Hell, there are no rules here – we’re trying to accomplish something. – Thomas A. Edison
I’ve started seeing more threads on Twitter these days and they’re making me think.
A typical thread has twenty or thirty points.
Some are effectively essays as the points build on and reinforce arguments the writer is making.
Others are nuggets of information, packaged together and delivered – held together by the thread.
And then you have lists – 25 of these and 30 of that.
One of these, for example, had to do with 25 facilitation methods – the kinds of things you might do to run meetings.
Now, when you look at a group of things like that what’s missing is really how you would use them in practice.
For example, if you were a Roman soldier, you would have a set of kit – a throwing spear, a thrusting spear, a short sword, a shield – and you’d use each of these in combat at the right point.
You’d be far more effective as a soldier if you knew how to use that set of kit than if you walked around carrying a whole lot of stuff pulled together at random.
So, I thought, if I were to describe how I currently think about the way in which sales works for me what would that look like?
My focus is usually on complex sales – the kind of thing where customers don’t quite know what they need yet and need to work through that before they are ready to buy.
It’s the opposite of transactional sales where the customer knows exactly what they want and the main thing they want to do is figure out who is offering the best deal.
A complex sale means that you need to understand a complex situation – one where there is a lot going on.
If you do this properly what you will end up doing is understanding what value means in customer terms – you’ll be able to define value in words the customer would have used.
But get to this point you have to do a few things first.
You have to start by studying the situation – building a picture of what is going on through interviews and going to where the work is done.
You’ll have to see what’s going on – trying to listen to the voice of the process.
For example, if you are working with an organisation that fixes things, then value probably has something to do with getting things fixed when the customer wants them fixed – and the measure that tells you what is going in is the number of days it takes for a fix to get done – which is the voice of the process.
Now, as you listen to people you’ll start to build a picture of how they see the world and when you put this down as a model it’s called a holon – a construct that describes their particular perspective.
These three things – listening to people, trying to look at things from their point of view and taking the trouble to look at measures that let you see what is going on helps you gain an understanding of the situation.

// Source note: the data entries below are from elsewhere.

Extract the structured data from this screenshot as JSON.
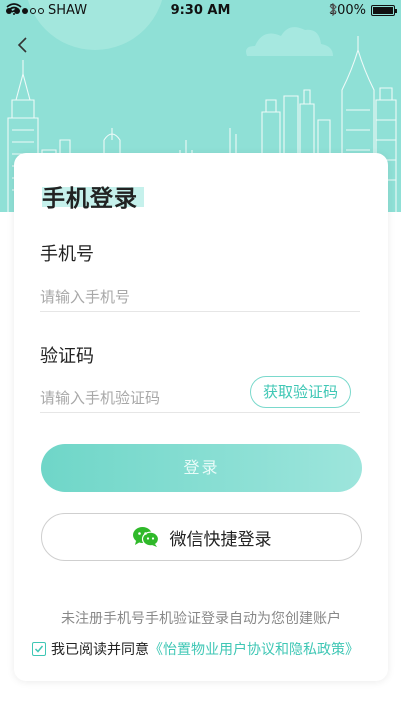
{
  "status_bar": {
    "carrier": "SHAW",
    "time": "9:30 AM",
    "battery": "100%"
  },
  "header": {
    "back_icon": "chevron-left-icon",
    "background_color": "#8fe0d6"
  },
  "form": {
    "title": "手机登录",
    "phone_label": "手机号",
    "phone_placeholder": "请输入手机号",
    "code_label": "验证码",
    "code_placeholder": "请输入手机验证码",
    "get_code_label": "获取验证码"
  },
  "actions": {
    "login_label": "登录",
    "wechat_label": "微信快捷登录",
    "wechat_icon": "wechat-icon"
  },
  "footer": {
    "notice": "未注册手机号手机验证登录自动为您创建账户",
    "agree_prefix": "我已阅读并同意",
    "agree_link": "《怡置物业用户协议和隐私政策》",
    "checkbox_checked": true
  },
  "colors": {
    "accent": "#3fc7b5",
    "hero": "#8fe0d6"
  }
}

Once you have that you can start to shape an intervention – perhaps come up with a flowchart of how to do things differently.
And to explain to others why this process works you’ll come up with stories, with presentations that seek to explain and persuade.
But because your stories are founded on a deep understanding of the situation, you’ll be able to get people to listen more closely and focus on your points rather than trying to find holes in your argument.
I find that these tools are the ones I use most of the time in my process – and what they help me do is follow the platinum rule.
The golden rule, as you are aware, is to do to others the way you would have them do unto you.
The platinum rule says do unto others as they would have you do unto them.
Now, when I think about this approach – one that works for me – I don’t see it as an unconnected set of tools or tactics.
I see them as part of a systemic approach, one where the elements work together to create a better customer development process that is focused on understanding what value looks like before trying to deliver it.
And it seems to me that however you do your process it cannot but help if you give your customer the value that they want and need.